You know what? It’s really difficult. It’s really hard to write something intelligent and informed when you’re exhausted, but at the same time, that’s when you write some of your best stuff. It’s also important to face yourself: yes, everyone wants to have their review out before everyone else. Our approach to fashion week – which we implemented in our first season – is to do very short recaps each show. A couple of sentences about what happened at the show, and then the following morning you have more of an in-depth report of what went on; putting it into a cultural perspective; a fashion-historical perspective, and a seasonal perspective. I think that makes more sense for our reader, who wants to understand things as a whole. They can still get the goods right after the show and look through all the images, and then if somebody wants to read something a little more in-depth, they can do that in the daily report. I don’t think that every brand necessarily needs to have a 600 word review. It’s great for the designer, for sure, but Vogue does runway reviews, Nicole Phelps is the best in the business, and what Tim [Blanks] does at the Business of Fashion is great. You don’t need to do the exact same thing. We can do things a little bit differently.

“Not everybody who designs a t-shirt should have a runway show.”

How do you actually decide which shows to attend?

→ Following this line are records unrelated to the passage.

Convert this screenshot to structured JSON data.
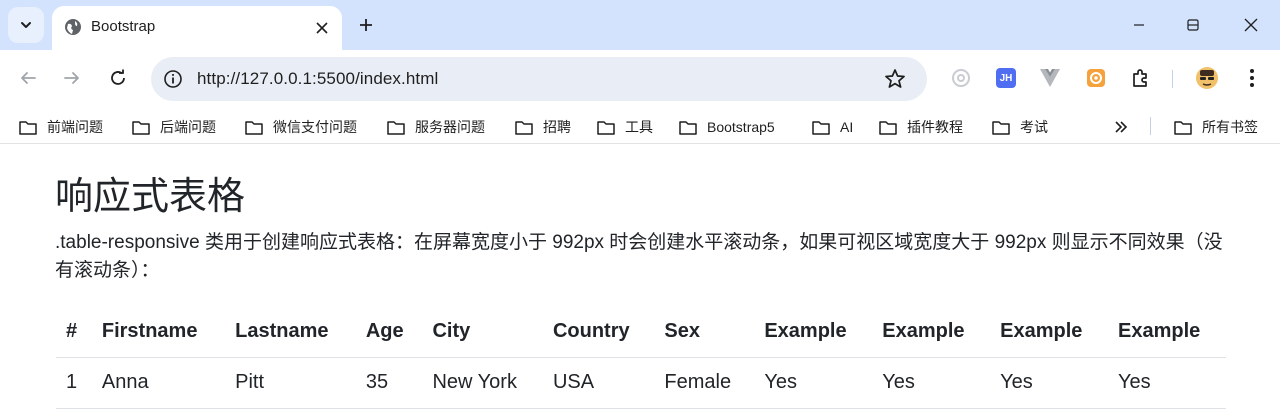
{
  "browser": {
    "tab_title": "Bootstrap",
    "url": "http://127.0.0.1:5500/index.html",
    "ext_badge": "JH"
  },
  "bookmarks": [
    {
      "label": "前端问题"
    },
    {
      "label": "后端问题"
    },
    {
      "label": "微信支付问题"
    },
    {
      "label": "服务器问题"
    },
    {
      "label": "招聘"
    },
    {
      "label": "工具"
    },
    {
      "label": "Bootstrap5"
    },
    {
      "label": "AI"
    },
    {
      "label": "插件教程"
    },
    {
      "label": "考试"
    }
  ],
  "all_bookmarks": "所有书签",
  "page": {
    "title": "响应式表格",
    "description": ".table-responsive 类用于创建响应式表格：在屏幕宽度小于 992px 时会创建水平滚动条，如果可视区域宽度大于 992px 则显示不同效果（没有滚动条）：",
    "table": {
      "headers": [
        "#",
        "Firstname",
        "Lastname",
        "Age",
        "City",
        "Country",
        "Sex",
        "Example",
        "Example",
        "Example",
        "Example"
      ],
      "rows": [
        [
          "1",
          "Anna",
          "Pitt",
          "35",
          "New York",
          "USA",
          "Female",
          "Yes",
          "Yes",
          "Yes",
          "Yes"
        ]
      ]
    }
  },
  "colors": {
    "tabstrip_bg": "#d3e3fd",
    "omnibox_bg": "#e9eef6",
    "text": "#212529"
  }
}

We look at all the schedules well in advance and we talk about it. We know which shows are important to our readers, we know which designers we are excited about and want to report on. We fuse those lists and those are the shows that we cover. It’s not feasible to cover everything. It’s outrageous, and I think that the majority of the shows that happen, shouldn’t be shows. They should be showroom appointments before or after, or in-between. Not everybody who designs a t-shirt should have a runway show. Everybody needs to calm down. It’s getting a little out of control.

Just to get back to the practicals of journalism – what are the essentials for journalists starting out now? From my experience, it’s not just about knowing how to write a piece, it’s understanding headlines, or things like SEO.

If you’re talking specifically about online, yes, knowing SEO… But also doing headlines in a way that’s not so cheesy. Some of the headlines are so transparent, I just can’t. There’s a way to do it where you’re SEO-friendly, but you don’t sound like a fifteen-year-old robot saying: “Here’s 5 ways to make a ponytail.” I don’t know why I’d read that. There’s a way to have your keywords in your headline, but still in a way that’s really fun. Amber, our beauty director, is the genius of that. She has the best headlines. And we love a pun, which is difficult with SEO. SEO killed the pun-headline, which makes me very sad. But I still believe that puns aren’t dead, and we can make them happen in our headlines – just think about it a little bit.

SEO is really important, but at the end of the day, the most important things are still going to be: know your subject, check your facts, don’t make shit up, make sure that you know what you’re talking about, and be able to tell a story. Whether you are writing something that is 200 words or that’s 2000 words, for online or print, there needs to be a story there that’s going to grab the reader. That’s the most important thing. Know your history – whether that is fashion history or what other thing you are writing about; and have something to say. And also: do SEO headlines!

Words Jorinde Croese